_What is needed_
Copy out the entries below precisely; nothing is to be omitted.

_Exercise materials_

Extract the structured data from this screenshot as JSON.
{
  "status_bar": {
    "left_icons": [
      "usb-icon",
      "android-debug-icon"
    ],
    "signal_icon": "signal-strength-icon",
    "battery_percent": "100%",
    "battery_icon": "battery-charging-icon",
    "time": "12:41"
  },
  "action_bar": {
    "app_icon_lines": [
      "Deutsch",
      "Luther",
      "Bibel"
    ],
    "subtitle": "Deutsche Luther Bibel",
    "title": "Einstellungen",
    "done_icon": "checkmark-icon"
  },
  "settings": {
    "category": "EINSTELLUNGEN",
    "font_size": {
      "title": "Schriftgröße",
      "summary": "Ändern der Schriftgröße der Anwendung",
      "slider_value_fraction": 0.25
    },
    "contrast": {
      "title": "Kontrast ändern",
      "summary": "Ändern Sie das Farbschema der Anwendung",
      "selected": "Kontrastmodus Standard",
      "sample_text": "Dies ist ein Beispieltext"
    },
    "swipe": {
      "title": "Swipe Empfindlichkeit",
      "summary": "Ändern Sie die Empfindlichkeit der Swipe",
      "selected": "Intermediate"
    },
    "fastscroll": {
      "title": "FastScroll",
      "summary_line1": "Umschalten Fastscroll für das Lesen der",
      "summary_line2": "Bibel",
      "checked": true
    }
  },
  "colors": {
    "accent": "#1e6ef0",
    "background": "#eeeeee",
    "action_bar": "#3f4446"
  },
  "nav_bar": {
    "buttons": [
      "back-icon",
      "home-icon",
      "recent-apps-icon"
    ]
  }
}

_Exercise result_
Extract the structured data from this screenshot as JSON.
{
  "status_bar": {
    "left_icons": [
      "usb-icon",
      "android-debug-icon"
    ],
    "signal_icon": "signal-strength-icon",
    "battery_percent": "100%",
    "battery_icon": "battery-charging-icon",
    "time": "12:41"
  },
  "action_bar": {
    "app_icon_lines": [
      "Deutsch",
      "Luther",
      "Bibel"
    ],
    "subtitle": "Deutsche Luther Bibel",
    "title": "Einstellungen",
    "done_icon": "checkmark-icon"
  },
  "settings": {
    "category": "EINSTELLUNGEN",
    "font_size": {
      "title": "Schriftgröße",
      "summary": "Ändern der Schriftgröße der Anwendung",
      "slider_value_fraction": 0.25
    },
    "contrast": {
      "title": "Kontrast ändern",
      "summary": "Ändern Sie das Farbschema der Anwendung",
      "selected": "Kontrastmodus Standard",
      "sample_text": "Dies ist ein Beispieltext"
    },
    "swipe": {
      "title": "Swipe Empfindlichkeit",
      "summary": "Ändern Sie die Empfindlichkeit der Swipe",
      "selected": "Intermediate"
    },
    "fastscroll": {
      "title": "FastScroll",
      "summary_line1": "Umschalten Fastscroll für das Lesen der",
      "summary_line2": "Bibel",
      "checked": true
    }
  },
  "colors": {
    "accent": "#1e6ef0",
    "background": "#eeeeee",
    "action_bar": "#3f4446"
  },
  "nav_bar": {
    "buttons": [
      "back-icon",
      "home-icon",
      "recent-apps-icon"
    ]
  }
}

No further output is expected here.